[Saved entries]
++++

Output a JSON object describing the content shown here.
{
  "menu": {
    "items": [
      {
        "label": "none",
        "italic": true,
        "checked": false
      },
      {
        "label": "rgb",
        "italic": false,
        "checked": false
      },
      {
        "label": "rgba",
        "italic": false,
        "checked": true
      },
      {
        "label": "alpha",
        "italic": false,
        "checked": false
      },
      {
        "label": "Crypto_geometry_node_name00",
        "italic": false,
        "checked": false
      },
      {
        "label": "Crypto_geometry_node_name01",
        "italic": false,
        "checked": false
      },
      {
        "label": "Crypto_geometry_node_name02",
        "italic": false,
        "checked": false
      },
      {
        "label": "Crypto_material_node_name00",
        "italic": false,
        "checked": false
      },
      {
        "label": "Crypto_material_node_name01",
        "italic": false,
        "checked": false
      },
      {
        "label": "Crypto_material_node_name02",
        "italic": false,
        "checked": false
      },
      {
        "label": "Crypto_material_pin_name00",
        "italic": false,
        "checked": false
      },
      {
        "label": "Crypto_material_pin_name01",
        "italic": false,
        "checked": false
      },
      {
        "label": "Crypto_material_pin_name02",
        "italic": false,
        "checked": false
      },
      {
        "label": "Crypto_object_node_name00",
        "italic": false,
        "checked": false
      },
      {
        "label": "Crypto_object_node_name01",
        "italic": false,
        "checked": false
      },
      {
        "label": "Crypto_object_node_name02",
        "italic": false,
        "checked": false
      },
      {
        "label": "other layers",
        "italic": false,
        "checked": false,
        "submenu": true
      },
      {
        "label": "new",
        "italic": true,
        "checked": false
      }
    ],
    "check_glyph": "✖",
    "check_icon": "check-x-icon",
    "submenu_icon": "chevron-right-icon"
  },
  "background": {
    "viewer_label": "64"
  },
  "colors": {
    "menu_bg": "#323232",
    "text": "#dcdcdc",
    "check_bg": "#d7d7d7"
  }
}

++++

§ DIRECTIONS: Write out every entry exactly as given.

§ COMPLETED TASK:
Output a JSON object describing the content shown here.
{
  "menu": {
    "items": [
      {
        "label": "none",
        "italic": true,
        "checked": false
      },
      {
        "label": "rgb",
        "italic": false,
        "checked": false
      },
      {
        "label": "rgba",
        "italic": false,
        "checked": true
      },
      {
        "label": "alpha",
        "italic": false,
        "checked": false
      },
      {
        "label": "Crypto_geometry_node_name00",
        "italic": false,
        "checked": false
      },
      {
        "label": "Crypto_geometry_node_name01",
        "italic": false,
        "checked": false
      },
      {
        "label": "Crypto_geometry_node_name02",
        "italic": false,
        "checked": false
      },
      {
        "label": "Crypto_material_node_name00",
        "italic": false,
        "checked": false
      },
      {
        "label": "Crypto_material_node_name01",
        "italic": false,
        "checked": false
      },
      {
        "label": "Crypto_material_node_name02",
        "italic": false,
        "checked": false
      },
      {
        "label": "Crypto_material_pin_name00",
        "italic": false,
        "checked": false
      },
      {
        "label": "Crypto_material_pin_name01",
        "italic": false,
        "checked": false
      },
      {
        "label": "Crypto_material_pin_name02",
        "italic": false,
        "checked": false
      },
      {
        "label": "Crypto_object_node_name00",
        "italic": false,
        "checked": false
      },
      {
        "label": "Crypto_object_node_name01",
        "italic": false,
        "checked": false
      },
      {
        "label": "Crypto_object_node_name02",
        "italic": false,
        "checked": false
      },
      {
        "label": "other layers",
        "italic": false,
        "checked": false,
        "submenu": true
      },
      {
        "label": "new",
        "italic": true,
        "checked": false
      }
    ],
    "check_glyph": "✖",
    "check_icon": "check-x-icon",
    "submenu_icon": "chevron-right-icon"
  },
  "background": {
    "viewer_label": "64"
  },
  "colors": {
    "menu_bg": "#323232",
    "text": "#dcdcdc",
    "check_bg": "#d7d7d7"
  }
}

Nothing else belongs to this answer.